A painting of the Pink Terraces by Charles Blomfield.
The discovery of the remains of the famed Pink Terraces
at the bottom of Rotorua's Lake Rotomahana is "huge", a
The world-famous Pink and White Terraces were promoted as a
tourism wonder before vanishing during the 1886 eruption of
Mt Tarawera in the Bay of Plenty. They were thought to have
"I think it's huge," project leader Cornel de Ronde, of the
Institute of Geological and Nuclear Sciences (GNS), told
"The Pink and White Terraces were an integral part of New
Zealand folklore, they were iconic and certainly for local
iwi they are a big deal spiritually."
Scientists were overjoyed to find parts of the Pink Terraces:
"They thought they were exquisite and couldn't believe the
complexity of them," he said.
The terraces held cultural significance for the nation.
"It must be very strong in the psyche of what is a New
Zealander . . . I think a lot of people would be very pleased
to hear that they're still around," Dr de Ronde said.
The discovery was made this week during a joint New Zealand
and American project to map the lake floor and investigate
the geothermal system.
Two underwater vehicles collected side-scan sonar and
bathymetric data, which showed crescent-shaped terraced
structures in about 60m of water where the terraces were
prior to 1886.
Scientists recorded water temperature, acidity, electrical
conductivity, depth, and clarity, as well as mapping the
volcanic rocks beneath the lake floor and indicating the
types of rock.
GNS today revealed underwater photos showing terrace edges
and lake floor sediments.
The team found no sign of the larger White Terraces, after
scanning the entire lake, but Dr de Ronde did not rule out
the possibility they had also survived the eruption.
Lake Rotomahana is 115m deep at its deepest point, and the
mapping located hydrothermal vents at the bottom of the lake.

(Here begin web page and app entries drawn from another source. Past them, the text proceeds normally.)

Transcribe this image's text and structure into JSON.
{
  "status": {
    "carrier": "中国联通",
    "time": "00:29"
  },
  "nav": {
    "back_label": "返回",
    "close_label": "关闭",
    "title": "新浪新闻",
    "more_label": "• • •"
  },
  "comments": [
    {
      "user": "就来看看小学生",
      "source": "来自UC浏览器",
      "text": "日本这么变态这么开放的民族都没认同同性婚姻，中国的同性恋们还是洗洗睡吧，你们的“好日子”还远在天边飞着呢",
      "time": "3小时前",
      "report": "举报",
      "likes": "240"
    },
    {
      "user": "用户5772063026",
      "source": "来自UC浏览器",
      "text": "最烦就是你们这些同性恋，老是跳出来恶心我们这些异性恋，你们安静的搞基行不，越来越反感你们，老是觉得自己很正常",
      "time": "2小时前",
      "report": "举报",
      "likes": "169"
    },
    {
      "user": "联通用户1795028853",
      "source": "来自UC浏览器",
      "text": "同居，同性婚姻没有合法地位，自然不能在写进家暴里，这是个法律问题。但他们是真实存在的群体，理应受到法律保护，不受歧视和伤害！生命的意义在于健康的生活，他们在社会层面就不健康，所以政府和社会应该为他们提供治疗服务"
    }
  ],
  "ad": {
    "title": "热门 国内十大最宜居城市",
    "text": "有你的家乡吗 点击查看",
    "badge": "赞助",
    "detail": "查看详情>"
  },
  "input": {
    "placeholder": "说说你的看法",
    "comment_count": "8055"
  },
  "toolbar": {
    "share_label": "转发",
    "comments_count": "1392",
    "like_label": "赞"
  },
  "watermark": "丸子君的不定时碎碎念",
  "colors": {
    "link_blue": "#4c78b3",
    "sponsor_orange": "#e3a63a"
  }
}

The pink terraces were originally on the west bank of the
lake and the white ones were on the north side, and
researchers said there was possibility parts survived the
eruption, particularly the white terraces which were
protected from the explosion by a ridge.
At the time, they were the largest silica terraces in the
world and represented an enormous flow of geothermal fluid
into the lake from vents on land. Now they are thought to be
covered by at least 50m of lake water plus an additional
sediment layer of unknown thickness.
The project is a collaboration involving GNS Science, the
Woods Hole Oceanographic Institute in the US, Waikato
University, and the Te Arawa Lakes Trust Board.